Former President Hosni Mubarak is set to head to trial alongside former Interior Minister Habib al-Adly, but the seeming reluctance to try other ministers, and the swearing in of other ministers who belonged to Mubarak's cabinet into the interim cabinet has created additional tensions amongst the Egyptian population.
Concerns over Mubarak's recent wellbeing have scuppered earlier attempts to bring him to trial, where he is accused of ordering the killing of protesters in February.
Egypt's transition continues to be marred by violence between protestors and security forces, most recently over the weekend in which hundreds of people were injured according to the Egyptian health ministry (Al Jazeera, 23 July 2011). According to the protestors these clashes were triggered by the slow pace of reform in the country, and their marching to the defence ministry is a signifier of the increasing frustration some of them feel towards the ruling military council, as the military remains greatly respected amongst much of the population and has not behaved as badly as the police and intelligence services.
Clashes have occurred between groups best characterised as nostalgists for the Mubarak regime, who fear the insubstantiality of the demonstrators and groups who succeeded in toppling Mubarak.
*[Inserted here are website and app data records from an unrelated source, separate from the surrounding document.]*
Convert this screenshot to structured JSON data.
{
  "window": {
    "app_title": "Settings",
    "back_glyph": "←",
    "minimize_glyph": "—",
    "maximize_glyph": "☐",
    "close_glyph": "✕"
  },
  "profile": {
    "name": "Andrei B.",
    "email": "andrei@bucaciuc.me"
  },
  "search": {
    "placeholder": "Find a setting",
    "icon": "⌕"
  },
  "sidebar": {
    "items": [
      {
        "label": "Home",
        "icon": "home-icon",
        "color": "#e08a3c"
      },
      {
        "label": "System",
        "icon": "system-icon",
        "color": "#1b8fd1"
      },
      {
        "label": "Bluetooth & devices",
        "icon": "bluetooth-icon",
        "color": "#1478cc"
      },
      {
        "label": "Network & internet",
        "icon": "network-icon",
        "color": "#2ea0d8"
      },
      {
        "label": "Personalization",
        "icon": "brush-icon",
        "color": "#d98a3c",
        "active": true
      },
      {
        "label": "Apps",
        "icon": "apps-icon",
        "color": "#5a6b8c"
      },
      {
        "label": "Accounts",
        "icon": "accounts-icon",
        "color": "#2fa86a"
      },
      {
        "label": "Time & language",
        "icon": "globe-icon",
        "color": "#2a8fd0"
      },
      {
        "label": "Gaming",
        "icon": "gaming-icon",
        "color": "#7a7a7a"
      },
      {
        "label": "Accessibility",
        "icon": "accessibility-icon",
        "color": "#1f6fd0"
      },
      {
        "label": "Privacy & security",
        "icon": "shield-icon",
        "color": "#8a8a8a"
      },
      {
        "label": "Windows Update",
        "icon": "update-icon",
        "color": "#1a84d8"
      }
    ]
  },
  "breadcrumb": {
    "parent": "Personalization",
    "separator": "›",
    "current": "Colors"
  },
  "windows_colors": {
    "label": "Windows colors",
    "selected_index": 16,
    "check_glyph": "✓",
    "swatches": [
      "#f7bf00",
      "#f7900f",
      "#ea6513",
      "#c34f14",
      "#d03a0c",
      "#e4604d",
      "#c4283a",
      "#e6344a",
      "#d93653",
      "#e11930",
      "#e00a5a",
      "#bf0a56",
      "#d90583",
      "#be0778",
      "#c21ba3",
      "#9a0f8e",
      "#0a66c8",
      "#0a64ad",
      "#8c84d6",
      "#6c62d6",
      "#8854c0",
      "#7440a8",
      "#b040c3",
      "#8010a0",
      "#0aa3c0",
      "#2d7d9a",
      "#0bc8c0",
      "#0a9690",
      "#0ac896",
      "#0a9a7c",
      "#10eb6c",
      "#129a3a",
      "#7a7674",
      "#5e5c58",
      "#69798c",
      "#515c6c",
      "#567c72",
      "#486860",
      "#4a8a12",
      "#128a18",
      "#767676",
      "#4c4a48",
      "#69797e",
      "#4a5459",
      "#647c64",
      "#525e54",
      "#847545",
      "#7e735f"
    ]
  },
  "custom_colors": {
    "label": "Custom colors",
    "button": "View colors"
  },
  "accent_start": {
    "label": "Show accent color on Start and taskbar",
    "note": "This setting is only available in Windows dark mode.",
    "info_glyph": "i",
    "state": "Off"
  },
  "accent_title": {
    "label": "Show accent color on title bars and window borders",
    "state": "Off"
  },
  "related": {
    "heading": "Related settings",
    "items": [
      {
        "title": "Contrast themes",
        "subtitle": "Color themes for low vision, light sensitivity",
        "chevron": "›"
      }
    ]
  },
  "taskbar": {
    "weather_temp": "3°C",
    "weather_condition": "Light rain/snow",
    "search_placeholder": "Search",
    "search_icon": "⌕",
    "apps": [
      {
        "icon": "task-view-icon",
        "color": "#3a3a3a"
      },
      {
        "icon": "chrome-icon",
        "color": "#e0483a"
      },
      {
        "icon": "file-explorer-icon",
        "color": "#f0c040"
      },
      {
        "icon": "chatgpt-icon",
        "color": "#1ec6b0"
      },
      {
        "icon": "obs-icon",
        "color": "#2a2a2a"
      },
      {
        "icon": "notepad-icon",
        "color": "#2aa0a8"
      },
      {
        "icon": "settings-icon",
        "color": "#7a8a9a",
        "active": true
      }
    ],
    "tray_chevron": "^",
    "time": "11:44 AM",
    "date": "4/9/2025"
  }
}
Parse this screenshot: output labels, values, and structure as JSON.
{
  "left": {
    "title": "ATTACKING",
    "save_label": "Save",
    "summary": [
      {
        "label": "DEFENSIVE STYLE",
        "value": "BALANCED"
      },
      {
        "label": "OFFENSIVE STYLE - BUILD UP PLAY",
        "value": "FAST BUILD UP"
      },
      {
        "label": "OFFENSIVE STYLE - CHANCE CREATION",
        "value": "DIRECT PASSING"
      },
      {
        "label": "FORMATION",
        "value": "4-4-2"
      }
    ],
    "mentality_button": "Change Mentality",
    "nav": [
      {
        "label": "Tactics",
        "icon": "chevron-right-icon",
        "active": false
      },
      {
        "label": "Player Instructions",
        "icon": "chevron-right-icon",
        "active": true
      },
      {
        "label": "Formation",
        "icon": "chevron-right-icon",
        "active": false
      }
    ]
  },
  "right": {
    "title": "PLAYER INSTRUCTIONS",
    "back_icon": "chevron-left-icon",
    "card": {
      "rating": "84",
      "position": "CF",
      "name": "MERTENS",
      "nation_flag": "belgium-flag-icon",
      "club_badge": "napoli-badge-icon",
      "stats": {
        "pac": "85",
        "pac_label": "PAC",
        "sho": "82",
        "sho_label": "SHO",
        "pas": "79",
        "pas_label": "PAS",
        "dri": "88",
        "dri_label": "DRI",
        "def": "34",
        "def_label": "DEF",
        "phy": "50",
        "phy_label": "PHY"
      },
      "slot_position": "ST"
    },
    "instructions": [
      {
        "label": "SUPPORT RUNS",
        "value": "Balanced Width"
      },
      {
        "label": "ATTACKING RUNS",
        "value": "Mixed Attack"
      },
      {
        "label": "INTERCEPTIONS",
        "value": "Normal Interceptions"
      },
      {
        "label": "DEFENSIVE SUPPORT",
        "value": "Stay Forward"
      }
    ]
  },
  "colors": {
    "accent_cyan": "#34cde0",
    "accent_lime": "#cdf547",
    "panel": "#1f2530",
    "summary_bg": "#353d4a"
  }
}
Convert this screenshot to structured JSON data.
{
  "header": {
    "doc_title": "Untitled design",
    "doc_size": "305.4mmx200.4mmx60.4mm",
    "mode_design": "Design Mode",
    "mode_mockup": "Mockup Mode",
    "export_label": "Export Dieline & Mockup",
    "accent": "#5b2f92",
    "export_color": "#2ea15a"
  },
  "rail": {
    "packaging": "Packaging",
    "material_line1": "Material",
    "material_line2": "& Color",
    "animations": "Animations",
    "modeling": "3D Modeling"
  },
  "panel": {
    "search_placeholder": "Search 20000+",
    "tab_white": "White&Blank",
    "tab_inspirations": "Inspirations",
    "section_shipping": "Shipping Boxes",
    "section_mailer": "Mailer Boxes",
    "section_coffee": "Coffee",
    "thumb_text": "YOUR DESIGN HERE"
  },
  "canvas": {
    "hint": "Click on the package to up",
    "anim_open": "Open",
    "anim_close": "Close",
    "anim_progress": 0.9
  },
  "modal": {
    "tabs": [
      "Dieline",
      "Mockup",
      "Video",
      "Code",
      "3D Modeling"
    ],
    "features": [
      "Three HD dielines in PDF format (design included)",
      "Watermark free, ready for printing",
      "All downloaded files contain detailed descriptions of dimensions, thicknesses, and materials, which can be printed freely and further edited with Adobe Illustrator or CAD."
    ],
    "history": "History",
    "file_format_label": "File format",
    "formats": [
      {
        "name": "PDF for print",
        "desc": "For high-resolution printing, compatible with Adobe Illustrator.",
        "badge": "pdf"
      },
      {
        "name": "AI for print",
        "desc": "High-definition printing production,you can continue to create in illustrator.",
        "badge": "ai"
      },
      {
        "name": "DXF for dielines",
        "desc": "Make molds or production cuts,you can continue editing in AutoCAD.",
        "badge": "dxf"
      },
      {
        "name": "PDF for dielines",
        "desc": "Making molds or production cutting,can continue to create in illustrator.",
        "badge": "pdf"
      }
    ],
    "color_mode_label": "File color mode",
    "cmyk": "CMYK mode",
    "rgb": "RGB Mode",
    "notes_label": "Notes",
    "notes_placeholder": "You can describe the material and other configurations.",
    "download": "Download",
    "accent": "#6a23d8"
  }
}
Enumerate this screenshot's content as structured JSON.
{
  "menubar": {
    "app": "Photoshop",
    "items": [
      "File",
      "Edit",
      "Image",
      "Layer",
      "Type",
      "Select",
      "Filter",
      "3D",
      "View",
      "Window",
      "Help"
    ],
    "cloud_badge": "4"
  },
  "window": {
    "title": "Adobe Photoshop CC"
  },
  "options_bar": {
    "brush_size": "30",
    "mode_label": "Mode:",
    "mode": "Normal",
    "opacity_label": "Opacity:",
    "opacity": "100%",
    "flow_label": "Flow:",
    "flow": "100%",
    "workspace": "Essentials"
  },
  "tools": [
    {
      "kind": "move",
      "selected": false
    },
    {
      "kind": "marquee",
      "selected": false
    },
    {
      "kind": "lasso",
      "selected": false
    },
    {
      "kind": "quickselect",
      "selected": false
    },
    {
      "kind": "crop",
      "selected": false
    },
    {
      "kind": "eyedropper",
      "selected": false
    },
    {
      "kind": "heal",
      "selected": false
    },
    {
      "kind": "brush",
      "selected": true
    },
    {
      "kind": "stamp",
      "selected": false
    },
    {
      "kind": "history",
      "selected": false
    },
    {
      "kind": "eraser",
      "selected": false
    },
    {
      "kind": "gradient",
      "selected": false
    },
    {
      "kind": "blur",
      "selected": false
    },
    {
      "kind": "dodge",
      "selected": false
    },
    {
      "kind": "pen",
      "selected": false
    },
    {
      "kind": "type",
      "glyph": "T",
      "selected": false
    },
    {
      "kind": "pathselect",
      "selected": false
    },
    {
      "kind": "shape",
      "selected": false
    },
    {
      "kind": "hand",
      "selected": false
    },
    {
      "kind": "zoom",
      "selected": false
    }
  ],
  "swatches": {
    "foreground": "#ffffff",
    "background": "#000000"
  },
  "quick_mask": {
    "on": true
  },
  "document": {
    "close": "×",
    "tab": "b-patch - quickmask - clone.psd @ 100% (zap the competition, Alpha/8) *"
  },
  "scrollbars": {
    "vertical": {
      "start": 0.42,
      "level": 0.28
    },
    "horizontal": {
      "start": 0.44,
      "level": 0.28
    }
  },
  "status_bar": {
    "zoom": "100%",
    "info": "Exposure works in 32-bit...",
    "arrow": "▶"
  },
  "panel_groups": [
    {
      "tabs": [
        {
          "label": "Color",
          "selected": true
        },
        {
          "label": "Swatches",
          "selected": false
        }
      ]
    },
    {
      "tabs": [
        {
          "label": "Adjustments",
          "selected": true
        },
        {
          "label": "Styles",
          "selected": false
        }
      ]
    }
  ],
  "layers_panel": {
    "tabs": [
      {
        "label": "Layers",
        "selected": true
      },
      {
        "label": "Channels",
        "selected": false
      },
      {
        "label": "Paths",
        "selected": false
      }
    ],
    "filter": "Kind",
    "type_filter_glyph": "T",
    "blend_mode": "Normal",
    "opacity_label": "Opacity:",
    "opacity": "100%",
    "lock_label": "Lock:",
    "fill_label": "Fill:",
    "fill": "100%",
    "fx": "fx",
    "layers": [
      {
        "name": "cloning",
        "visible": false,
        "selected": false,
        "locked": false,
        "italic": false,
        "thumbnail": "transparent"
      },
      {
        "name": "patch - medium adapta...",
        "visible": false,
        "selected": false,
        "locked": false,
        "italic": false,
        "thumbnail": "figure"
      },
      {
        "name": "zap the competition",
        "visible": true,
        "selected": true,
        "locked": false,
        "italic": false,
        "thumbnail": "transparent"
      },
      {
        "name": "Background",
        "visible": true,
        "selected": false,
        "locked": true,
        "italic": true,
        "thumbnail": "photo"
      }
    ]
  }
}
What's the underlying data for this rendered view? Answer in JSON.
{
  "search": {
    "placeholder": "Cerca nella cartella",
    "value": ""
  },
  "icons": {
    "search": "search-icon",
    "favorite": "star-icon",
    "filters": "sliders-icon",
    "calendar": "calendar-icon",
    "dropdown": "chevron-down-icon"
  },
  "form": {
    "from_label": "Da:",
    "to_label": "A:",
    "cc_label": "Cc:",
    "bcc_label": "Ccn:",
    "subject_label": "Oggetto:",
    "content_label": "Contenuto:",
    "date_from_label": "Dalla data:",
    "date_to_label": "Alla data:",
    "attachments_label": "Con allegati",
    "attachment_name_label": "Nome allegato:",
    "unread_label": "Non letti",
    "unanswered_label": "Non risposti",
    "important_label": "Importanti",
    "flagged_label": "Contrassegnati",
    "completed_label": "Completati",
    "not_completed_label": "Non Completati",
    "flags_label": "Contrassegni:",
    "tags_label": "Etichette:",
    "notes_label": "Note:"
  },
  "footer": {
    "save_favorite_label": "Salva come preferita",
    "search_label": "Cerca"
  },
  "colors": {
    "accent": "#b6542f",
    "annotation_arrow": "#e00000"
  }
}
On the other hand, many Egyptians are growing weary about what they feel are continual protests, or else fear that the power of mass action and protest is being diluted.
Yet a source of concern is that some political movements and groups, including youth ones, seek to delay the holding of elections, ostensibly so they are better prepared, although this strategy may turn out to be counterproductive, as such groups may lose support that they are likely to get from the momentum of the revolution. This is so because as time passes, that momentum wanes and claims that the revolution was the work of everyone and not just the youths will emerge, which has already begun. They may also lose support if they are perceived to be preventing the elections through naivety or incapacity, as this was clear during the 19 March referendum on partial constitutional amendments.
Groups that participated in the toppling of Mubarak arguably had a better chance of succeeding in elections if they were held early. They are also perceived to be weakening the chances of other, better-prepared groups through delaying tactics, which also possibly plays into the hands of the military and those who might prefer that the status quo persist.
This should also prove to be a serious test of the credentials and trustworthiness of the military in regards to their stated intention of returning the country to civilian rule, with the adherence to agreed deadlines on transition remaining the key indicator.
Compiled by Timothy Walker of the African Conflict Prevention Programme of the ISS.